Required work: Present the data once more in exactly its original form.

[Interface dataset entries]
---

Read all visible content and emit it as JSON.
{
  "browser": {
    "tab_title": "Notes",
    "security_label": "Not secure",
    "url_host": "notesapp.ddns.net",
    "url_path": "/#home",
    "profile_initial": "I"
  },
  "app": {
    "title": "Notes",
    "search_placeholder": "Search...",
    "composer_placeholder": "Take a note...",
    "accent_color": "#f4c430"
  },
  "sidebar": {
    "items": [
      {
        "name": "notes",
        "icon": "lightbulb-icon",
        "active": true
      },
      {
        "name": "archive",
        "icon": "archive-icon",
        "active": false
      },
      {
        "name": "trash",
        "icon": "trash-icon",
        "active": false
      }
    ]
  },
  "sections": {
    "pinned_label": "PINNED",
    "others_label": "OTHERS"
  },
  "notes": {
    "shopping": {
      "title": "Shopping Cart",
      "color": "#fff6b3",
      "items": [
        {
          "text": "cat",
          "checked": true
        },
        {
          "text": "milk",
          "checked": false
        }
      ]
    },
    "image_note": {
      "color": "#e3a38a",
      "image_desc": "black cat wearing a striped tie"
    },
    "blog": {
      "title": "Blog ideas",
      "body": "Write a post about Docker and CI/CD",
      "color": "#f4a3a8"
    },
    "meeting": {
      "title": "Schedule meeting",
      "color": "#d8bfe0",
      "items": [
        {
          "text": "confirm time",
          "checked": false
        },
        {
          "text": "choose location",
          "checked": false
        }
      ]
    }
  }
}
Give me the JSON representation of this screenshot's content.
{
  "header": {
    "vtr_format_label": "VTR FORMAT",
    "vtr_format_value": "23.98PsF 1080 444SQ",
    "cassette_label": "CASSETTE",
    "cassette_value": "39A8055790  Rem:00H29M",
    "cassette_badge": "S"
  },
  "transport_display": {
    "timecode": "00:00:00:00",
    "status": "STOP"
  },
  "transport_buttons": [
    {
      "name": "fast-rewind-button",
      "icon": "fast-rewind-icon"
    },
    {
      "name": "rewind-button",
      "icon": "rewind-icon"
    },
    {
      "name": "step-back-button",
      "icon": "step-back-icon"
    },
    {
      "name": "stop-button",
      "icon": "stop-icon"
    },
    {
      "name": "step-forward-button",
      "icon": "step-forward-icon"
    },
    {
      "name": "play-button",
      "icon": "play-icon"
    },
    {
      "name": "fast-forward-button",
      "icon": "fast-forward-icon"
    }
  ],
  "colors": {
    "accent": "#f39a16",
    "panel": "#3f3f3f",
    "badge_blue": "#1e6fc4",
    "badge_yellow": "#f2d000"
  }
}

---

Answer to this task:
Read all visible content and emit it as JSON.
{
  "browser": {
    "tab_title": "Notes",
    "security_label": "Not secure",
    "url_host": "notesapp.ddns.net",
    "url_path": "/#home",
    "profile_initial": "I"
  },
  "app": {
    "title": "Notes",
    "search_placeholder": "Search...",
    "composer_placeholder": "Take a note...",
    "accent_color": "#f4c430"
  },
  "sidebar": {
    "items": [
      {
        "name": "notes",
        "icon": "lightbulb-icon",
        "active": true
      },
      {
        "name": "archive",
        "icon": "archive-icon",
        "active": false
      },
      {
        "name": "trash",
        "icon": "trash-icon",
        "active": false
      }
    ]
  },
  "sections": {
    "pinned_label": "PINNED",
    "others_label": "OTHERS"
  },
  "notes": {
    "shopping": {
      "title": "Shopping Cart",
      "color": "#fff6b3",
      "items": [
        {
          "text": "cat",
          "checked": true
        },
        {
          "text": "milk",
          "checked": false
        }
      ]
    },
    "image_note": {
      "color": "#e3a38a",
      "image_desc": "black cat wearing a striped tie"
    },
    "blog": {
      "title": "Blog ideas",
      "body": "Write a post about Docker and CI/CD",
      "color": "#f4a3a8"
    },
    "meeting": {
      "title": "Schedule meeting",
      "color": "#d8bfe0",
      "items": [
        {
          "text": "confirm time",
          "checked": false
        },
        {
          "text": "choose location",
          "checked": false
        }
      ]
    }
  }
}
Give me the JSON representation of this screenshot's content.
{
  "header": {
    "vtr_format_label": "VTR FORMAT",
    "vtr_format_value": "23.98PsF 1080 444SQ",
    "cassette_label": "CASSETTE",
    "cassette_value": "39A8055790  Rem:00H29M",
    "cassette_badge": "S"
  },
  "transport_display": {
    "timecode": "00:00:00:00",
    "status": "STOP"
  },
  "transport_buttons": [
    {
      "name": "fast-rewind-button",
      "icon": "fast-rewind-icon"
    },
    {
      "name": "rewind-button",
      "icon": "rewind-icon"
    },
    {
      "name": "step-back-button",
      "icon": "step-back-icon"
    },
    {
      "name": "stop-button",
      "icon": "stop-icon"
    },
    {
      "name": "step-forward-button",
      "icon": "step-forward-icon"
    },
    {
      "name": "play-button",
      "icon": "play-icon"
    },
    {
      "name": "fast-forward-button",
      "icon": "fast-forward-icon"
    }
  ],
  "colors": {
    "accent": "#f39a16",
    "panel": "#3f3f3f",
    "badge_blue": "#1e6fc4",
    "badge_yellow": "#f2d000"
  }
}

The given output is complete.